It is evident, therefore, that the State court, in proceeding to give judgment on the verdict, could not legally have decided upon the validity of the plaintiff's objection to its jurisdiction. They could not hear evidence, in that stage of the case, to prove that Carter was a citizen of Georgia, nor judicially notice it when admitted by the opposite party. And we are bound to presume that they proceeded to judgment on this ground, and did not consider the right claimed by the plaintiff in error as properly before them.
In an action in a circuit court of the United States, where the jurisdiction depends upon the citizenship of the parties, it has always been held, that where the plaintiff avers in his declaration that he and the defendant are citizens of different States, if the defendant means to deny the fact and the jurisdiction, he must plead it in abatement; and if he omits to plead it in abatement, and pleads in bar to the action, he cannot avail himself of the objection at the trial. Still less could he be permitted to do so upon a motion in arrest of judgment. And the same principles which this court sanction in such cases in the courts of the United States, upon questions of jurisdiction depending upon personal privilege, we are bound to apply to the proceedings in the State court.
Undoubtedly it was in the power of the plaintiff in error, when he appeared to the suit in the Circuit Court of the State, to have pleaded to the jurisdiction, upon the ground that he was a citizen of Georgia. Whether such a plea could have been maintained or not, it is not necessary for us to say. But it would have brought before the court the construction of the act of 1847, and it must have been judicially decided. And if the decision had been against the right he claimed under it, this court would have been jurisdiction to hear and determine that question.

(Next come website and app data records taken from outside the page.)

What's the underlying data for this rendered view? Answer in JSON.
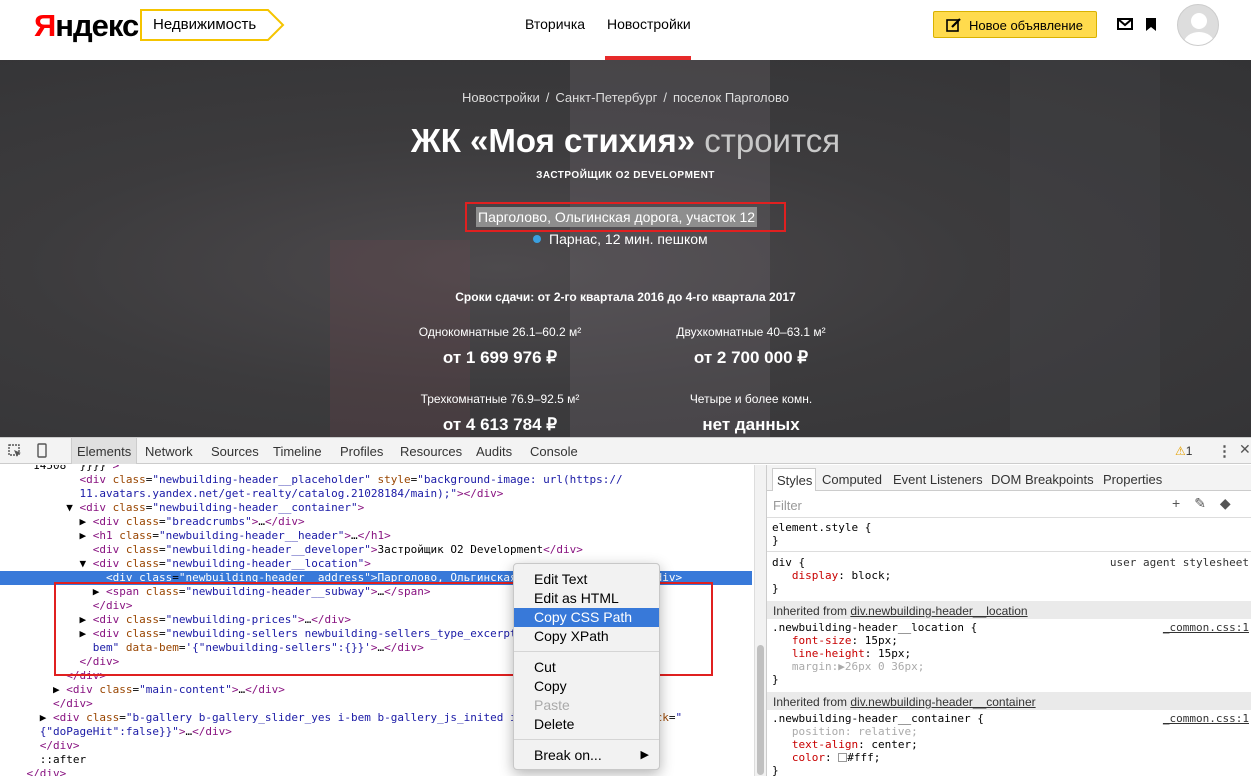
{
  "header": {
    "logo": "Яндекс",
    "service": "Недвижимость",
    "nav": [
      "Вторичка",
      "Новостройки"
    ],
    "new_ad": "Новое объявление"
  },
  "hero": {
    "breadcrumbs": [
      "Новостройки",
      "Санкт-Петербург",
      "поселок Парголово"
    ],
    "title": "ЖК «Моя стихия»",
    "status": "строится",
    "developer": "ЗАСТРОЙЩИК O2 DEVELOPMENT",
    "address": "Парголово, Ольгинская дорога, участок 12",
    "subway": "Парнас, 12 мин. пешком",
    "deadline": "Сроки сдачи: от 2-го квартала 2016 до 4-го квартала 2017",
    "prices": [
      {
        "label": "Однокомнатные 26.1–60.2 м²",
        "value": "от 1 699 976 ₽"
      },
      {
        "label": "Двухкомнатные 40–63.1 м²",
        "value": "от 2 700 000 ₽"
      },
      {
        "label": "Трехкомнатные 76.9–92.5 м²",
        "value": "от 4 613 784 ₽"
      },
      {
        "label": "Четыре и более комн.",
        "value": "нет данных"
      }
    ]
  },
  "devtools": {
    "tabs": [
      "Elements",
      "Network",
      "Sources",
      "Timeline",
      "Profiles",
      "Resources",
      "Audits",
      "Console"
    ],
    "warning_count": "1",
    "styles_tabs": [
      "Styles",
      "Computed",
      "Event Listeners",
      "DOM Breakpoints",
      "Properties"
    ],
    "filter_placeholder": "Filter"
  },
  "context_menu": {
    "items": [
      "Edit Text",
      "Edit as HTML",
      "Copy CSS Path",
      "Copy XPath",
      "Cut",
      "Copy",
      "Paste",
      "Delete",
      "Break on..."
    ],
    "highlighted": "Copy CSS Path"
  },
  "colors": {
    "accent_yellow": "#ffdb4d",
    "nav_underline": "#e62a2a",
    "highlight_red": "#e02020",
    "selection_blue": "#3879d9"
  }
}
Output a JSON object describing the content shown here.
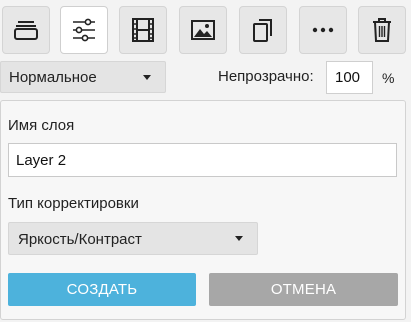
{
  "toolbar": {
    "buttons": [
      {
        "icon": "layer-stack-icon",
        "active": false
      },
      {
        "icon": "sliders-icon",
        "active": true
      },
      {
        "icon": "film-icon",
        "active": false
      },
      {
        "icon": "image-icon",
        "active": false
      },
      {
        "icon": "duplicate-icon",
        "active": false
      },
      {
        "icon": "more-icon",
        "active": false
      },
      {
        "icon": "trash-icon",
        "active": false
      }
    ]
  },
  "blend_mode": {
    "selected": "Нормальное"
  },
  "opacity": {
    "label": "Непрозрачно:",
    "value": "100",
    "unit": "%"
  },
  "form": {
    "name_label": "Имя слоя",
    "name_value": "Layer 2",
    "adjustment_label": "Тип корректировки",
    "adjustment_selected": "Яркость/Контраст",
    "create_label": "СОЗДАТЬ",
    "cancel_label": "ОТМЕНА"
  },
  "colors": {
    "primary": "#4db2dc",
    "secondary": "#a7a7a7",
    "background": "#f3f3f3"
  }
}
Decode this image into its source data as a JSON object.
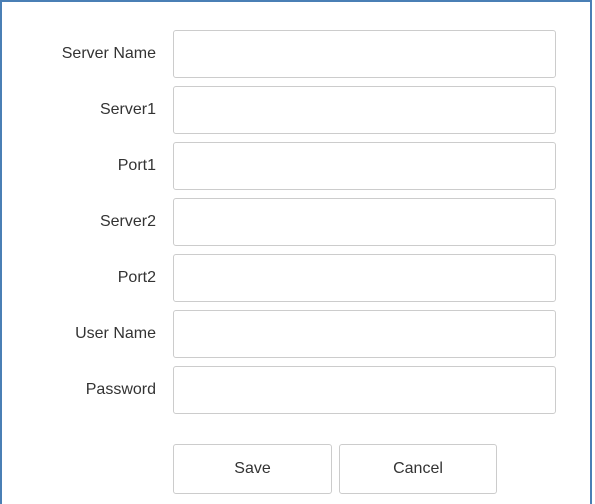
{
  "form": {
    "fields": [
      {
        "label": "Server Name",
        "value": ""
      },
      {
        "label": "Server1",
        "value": ""
      },
      {
        "label": "Port1",
        "value": ""
      },
      {
        "label": "Server2",
        "value": ""
      },
      {
        "label": "Port2",
        "value": ""
      },
      {
        "label": "User Name",
        "value": ""
      },
      {
        "label": "Password",
        "value": ""
      }
    ]
  },
  "buttons": {
    "save_label": "Save",
    "cancel_label": "Cancel"
  },
  "colors": {
    "panel_border": "#4a7fb5",
    "input_border": "#cccccc",
    "text": "#333333"
  }
}
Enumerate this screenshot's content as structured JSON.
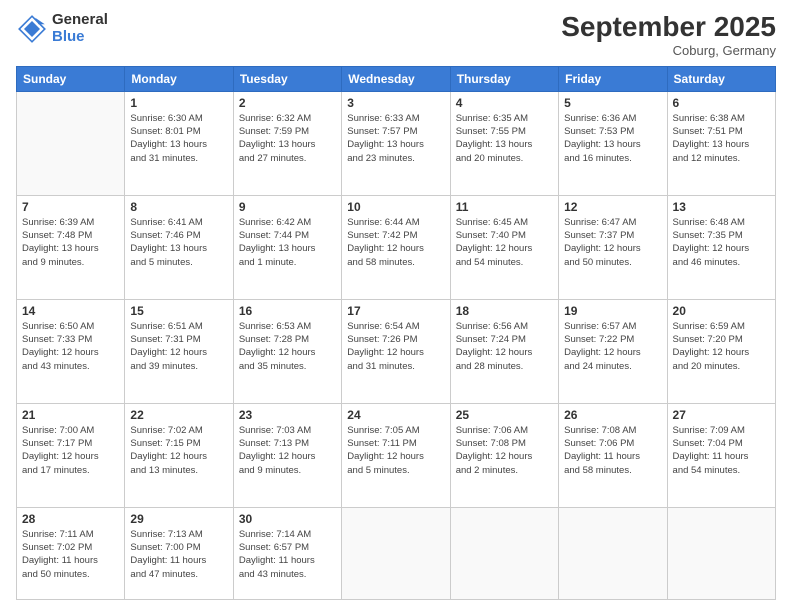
{
  "logo": {
    "general": "General",
    "blue": "Blue"
  },
  "title": "September 2025",
  "subtitle": "Coburg, Germany",
  "weekdays": [
    "Sunday",
    "Monday",
    "Tuesday",
    "Wednesday",
    "Thursday",
    "Friday",
    "Saturday"
  ],
  "weeks": [
    [
      {
        "day": "",
        "info": ""
      },
      {
        "day": "1",
        "info": "Sunrise: 6:30 AM\nSunset: 8:01 PM\nDaylight: 13 hours\nand 31 minutes."
      },
      {
        "day": "2",
        "info": "Sunrise: 6:32 AM\nSunset: 7:59 PM\nDaylight: 13 hours\nand 27 minutes."
      },
      {
        "day": "3",
        "info": "Sunrise: 6:33 AM\nSunset: 7:57 PM\nDaylight: 13 hours\nand 23 minutes."
      },
      {
        "day": "4",
        "info": "Sunrise: 6:35 AM\nSunset: 7:55 PM\nDaylight: 13 hours\nand 20 minutes."
      },
      {
        "day": "5",
        "info": "Sunrise: 6:36 AM\nSunset: 7:53 PM\nDaylight: 13 hours\nand 16 minutes."
      },
      {
        "day": "6",
        "info": "Sunrise: 6:38 AM\nSunset: 7:51 PM\nDaylight: 13 hours\nand 12 minutes."
      }
    ],
    [
      {
        "day": "7",
        "info": "Sunrise: 6:39 AM\nSunset: 7:48 PM\nDaylight: 13 hours\nand 9 minutes."
      },
      {
        "day": "8",
        "info": "Sunrise: 6:41 AM\nSunset: 7:46 PM\nDaylight: 13 hours\nand 5 minutes."
      },
      {
        "day": "9",
        "info": "Sunrise: 6:42 AM\nSunset: 7:44 PM\nDaylight: 13 hours\nand 1 minute."
      },
      {
        "day": "10",
        "info": "Sunrise: 6:44 AM\nSunset: 7:42 PM\nDaylight: 12 hours\nand 58 minutes."
      },
      {
        "day": "11",
        "info": "Sunrise: 6:45 AM\nSunset: 7:40 PM\nDaylight: 12 hours\nand 54 minutes."
      },
      {
        "day": "12",
        "info": "Sunrise: 6:47 AM\nSunset: 7:37 PM\nDaylight: 12 hours\nand 50 minutes."
      },
      {
        "day": "13",
        "info": "Sunrise: 6:48 AM\nSunset: 7:35 PM\nDaylight: 12 hours\nand 46 minutes."
      }
    ],
    [
      {
        "day": "14",
        "info": "Sunrise: 6:50 AM\nSunset: 7:33 PM\nDaylight: 12 hours\nand 43 minutes."
      },
      {
        "day": "15",
        "info": "Sunrise: 6:51 AM\nSunset: 7:31 PM\nDaylight: 12 hours\nand 39 minutes."
      },
      {
        "day": "16",
        "info": "Sunrise: 6:53 AM\nSunset: 7:28 PM\nDaylight: 12 hours\nand 35 minutes."
      },
      {
        "day": "17",
        "info": "Sunrise: 6:54 AM\nSunset: 7:26 PM\nDaylight: 12 hours\nand 31 minutes."
      },
      {
        "day": "18",
        "info": "Sunrise: 6:56 AM\nSunset: 7:24 PM\nDaylight: 12 hours\nand 28 minutes."
      },
      {
        "day": "19",
        "info": "Sunrise: 6:57 AM\nSunset: 7:22 PM\nDaylight: 12 hours\nand 24 minutes."
      },
      {
        "day": "20",
        "info": "Sunrise: 6:59 AM\nSunset: 7:20 PM\nDaylight: 12 hours\nand 20 minutes."
      }
    ],
    [
      {
        "day": "21",
        "info": "Sunrise: 7:00 AM\nSunset: 7:17 PM\nDaylight: 12 hours\nand 17 minutes."
      },
      {
        "day": "22",
        "info": "Sunrise: 7:02 AM\nSunset: 7:15 PM\nDaylight: 12 hours\nand 13 minutes."
      },
      {
        "day": "23",
        "info": "Sunrise: 7:03 AM\nSunset: 7:13 PM\nDaylight: 12 hours\nand 9 minutes."
      },
      {
        "day": "24",
        "info": "Sunrise: 7:05 AM\nSunset: 7:11 PM\nDaylight: 12 hours\nand 5 minutes."
      },
      {
        "day": "25",
        "info": "Sunrise: 7:06 AM\nSunset: 7:08 PM\nDaylight: 12 hours\nand 2 minutes."
      },
      {
        "day": "26",
        "info": "Sunrise: 7:08 AM\nSunset: 7:06 PM\nDaylight: 11 hours\nand 58 minutes."
      },
      {
        "day": "27",
        "info": "Sunrise: 7:09 AM\nSunset: 7:04 PM\nDaylight: 11 hours\nand 54 minutes."
      }
    ],
    [
      {
        "day": "28",
        "info": "Sunrise: 7:11 AM\nSunset: 7:02 PM\nDaylight: 11 hours\nand 50 minutes."
      },
      {
        "day": "29",
        "info": "Sunrise: 7:13 AM\nSunset: 7:00 PM\nDaylight: 11 hours\nand 47 minutes."
      },
      {
        "day": "30",
        "info": "Sunrise: 7:14 AM\nSunset: 6:57 PM\nDaylight: 11 hours\nand 43 minutes."
      },
      {
        "day": "",
        "info": ""
      },
      {
        "day": "",
        "info": ""
      },
      {
        "day": "",
        "info": ""
      },
      {
        "day": "",
        "info": ""
      }
    ]
  ]
}
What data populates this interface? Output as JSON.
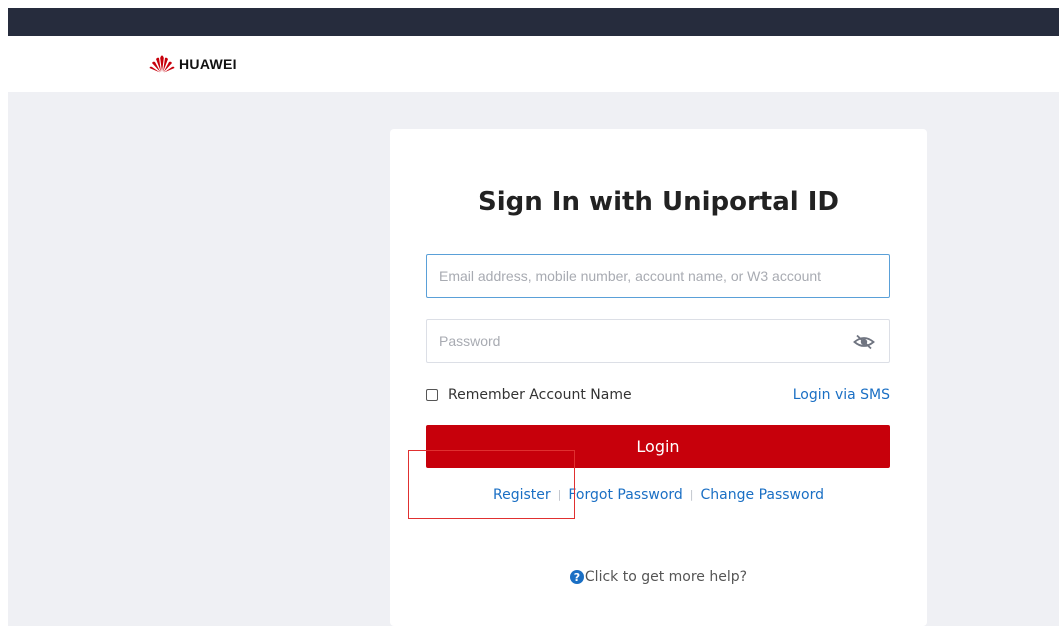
{
  "header": {
    "brand": "HUAWEI",
    "logo_icon": "huawei-flower-logo",
    "logo_color": "#c7000b",
    "topbar_color": "#262c3d"
  },
  "login": {
    "title": "Sign In with Uniportal ID",
    "account_placeholder": "Email address, mobile number, account name, or W3 account",
    "password_placeholder": "Password",
    "password_toggle_icon": "eye-hidden-icon",
    "remember_label": "Remember Account Name",
    "remember_checked": false,
    "sms_link": "Login via SMS",
    "login_button": "Login",
    "button_color": "#c7000b",
    "link_color": "#1a6fc4"
  },
  "links": {
    "register": "Register",
    "forgot_password": "Forgot Password",
    "change_password": "Change Password",
    "separator": "|"
  },
  "help": {
    "icon_glyph": "?",
    "text": "Click to get more help?"
  }
}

But upon the record, as it comes before us, it does not appear that this question was ever ...